The Sixers got a glimpse of how good Jayson Tatum would be. As a 20-year-old rookie, he led the Celtics with a 23.6 scoring average in the series.

2018-2019 Eastern Conference semifinals, lost, 4-3, to the Toronto Raptors.

This series will always be remembered for the four-bouncer on the rim at the buzzer by Kawhi Leonard that gave the Raptors a 92-90 home win in the decisive Game 7.

The Raptors would go on to win the NBA title but nobody tested them like the Sixers did. Toronto beat Milwaukee in six games in the Eastern Conference finals and Golden State in six games in the NBA Finals.

Leonard was the biggest reason the Sixers didn’t advance. He averaged 34.7 points and 9.9 rebounds in 39.7 minutes in the seven games.

The series turned in Game 4. The Sixers, who beat Brooklyn in five games in the first round, held a 2-1 lead and were at home for Game 4, but the Raptors earned a 101-96 victory, behind 39 points and 14 rebounds from Leonard.

Embiid, playing with a cold, contributed just 11 points (2-for-7 shooting). The Sixers weren’t helped by a suspect bench. Their four reserves were Mike Scott, James Ennis, Greg Monroe, and Boban Marjanovic, who were a combined minus-26.

» READ MORE: Doc Rivers rallies Ben Simmons and Seth Curry for the Sixers’ small-ball coup de grace with no Joel Embiid | Marcus Hayes

For the series, Butler averaged a team-high 22 points. Embiid, taking a backseat, averaged 17.6 points and 8.7 rebounds. Tobias Harris struggled, shooting 27.9% from three-point range.

Simmons wasn’t much of a factor, averaging 11.6 points and 4.9 assists. It was apparent that he wasn’t jelling with Butler, who departed for Miami in the offseason.

2019-2020 Eastern Conference first round, swept, 4-0, by the Boston Celtics

This elimination was easy to explain. During a game in the bubble in Kissimmee, Fla., Simmons suffered a season-ending partial dislocation of his left kneecap on Aug. 5.

Without Simmons against the Celtics, the Sixers didn’t have enough depth.

Embiid had his best playoff series by far, averaging 30.0 points and 12.3 rebounds. Harris struggled. In the first three games, he shot 16-for-48 (33.3%), which included missing all 10 of his threes. He was 7-for-12, 2-for-5 from three, in Game 4.

Al Horford, who all season had trouble jelling with Embiid, averaged 7.0 points and 7.3 rebounds.
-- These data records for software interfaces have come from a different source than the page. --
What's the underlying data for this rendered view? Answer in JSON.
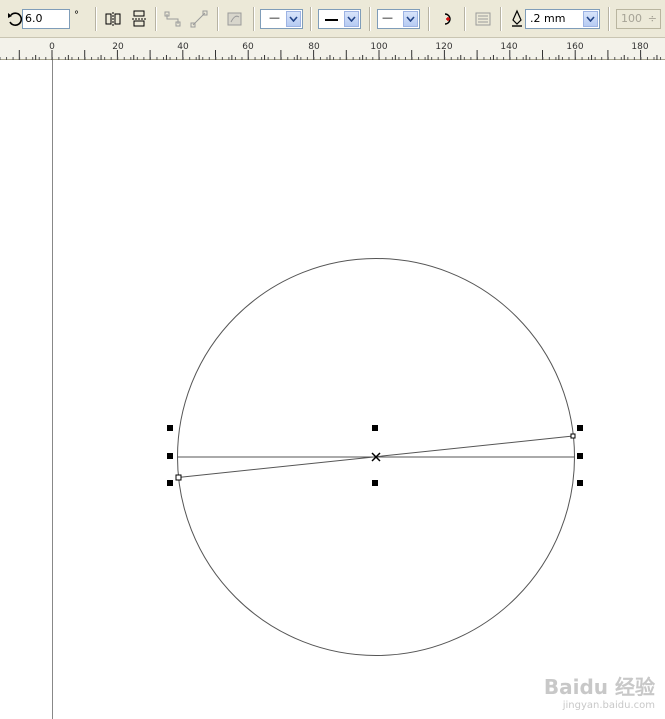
{
  "toolbar": {
    "rotation_value": "6.0",
    "degree_symbol": "°",
    "line_style_start": "—",
    "line_style_end": "—",
    "outline_width": ".2 mm",
    "scale_value": "100"
  },
  "ruler": {
    "labels": [
      "0",
      "20",
      "40",
      "60",
      "80",
      "100",
      "120",
      "140",
      "160",
      "180"
    ]
  },
  "colors": {
    "toolbar_bg": "#ece9d8",
    "canvas_bg": "#ffffff",
    "shape_stroke": "#555555"
  },
  "watermark": {
    "main": "Baidu 经验",
    "url": "jingyan.baidu.com"
  }
}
» READ MORE: The Atlanta Hawks enter their playoff series vs. the Sixers as a confident, young group | Off the Dribble

For the second time in the previous three postseasons, the Sixers had no answer for Tatum, who averaged 27 points.

Two of the losses were by eight points each and another, the series-ending defeat, was by four, 110-106.

Brett Brown would be fired the next day, Aug. 24, eventually replaced by Doc Rivers, who was hired Oct. 3.